“Many consumers don’t understand what a deductible is. They don’t understand how to go about getting a referral, or making appointments for a referral. They don’t know how to navigate the insurance system or healthcare system in general,” she said. “They justify by default and are unsatisfied with their experience because they don’t know how to do it themselves. That healthcare literacy makes it tough for hospitals and healthcare systems, even physicians, to improve the consumer experience without additional help. These non-clinical navigators enable patients to understand the process a whole lot better and therefore, have a higher level of satisfaction.”
While 43 percent of respondents do not yet have a patient engagement program, 33 percent plan to implement one in the next year or two.
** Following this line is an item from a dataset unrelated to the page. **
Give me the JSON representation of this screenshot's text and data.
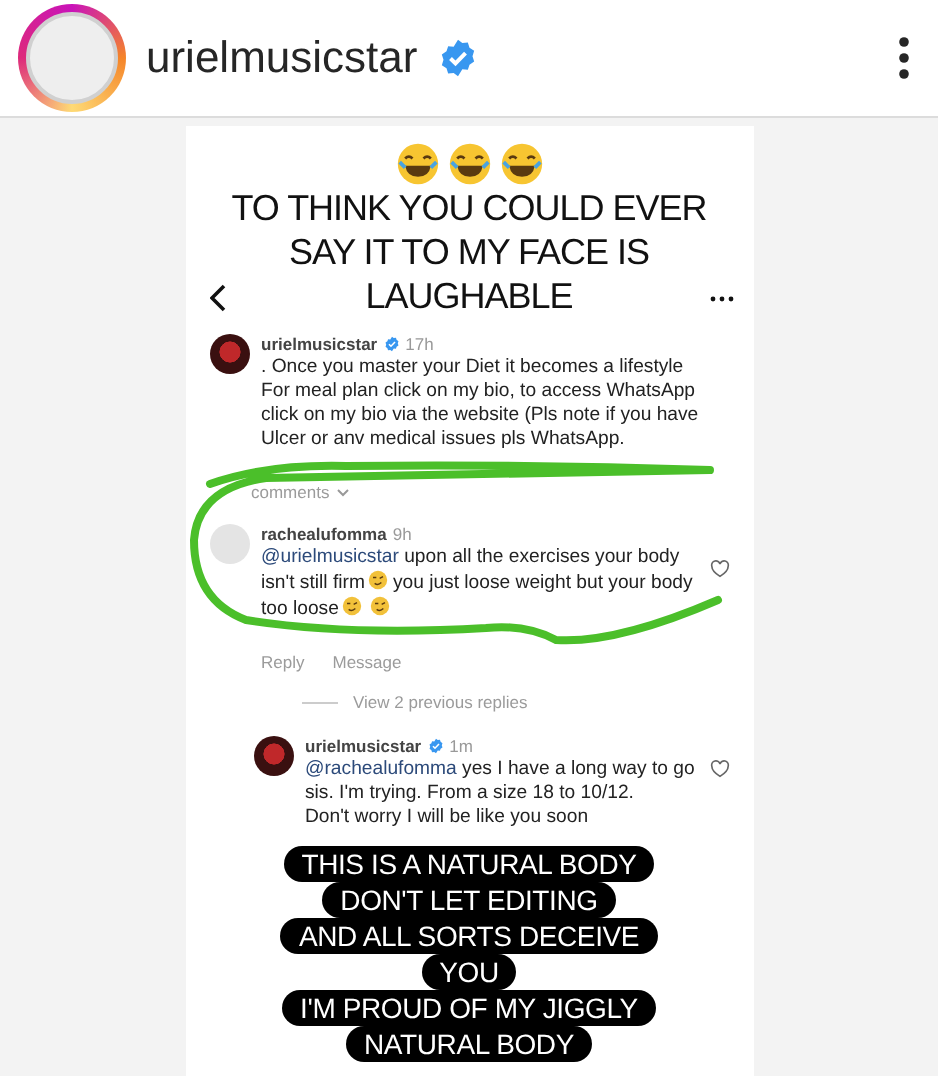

In addition, 70 percent of respondents have hired additional staff and implemented physician training to improve interactions with patients, while 32 percent have a dedicated C-suite executive such as a chief experience officer, whose one job is to improve the healthcare consumer experience. Back to HCB News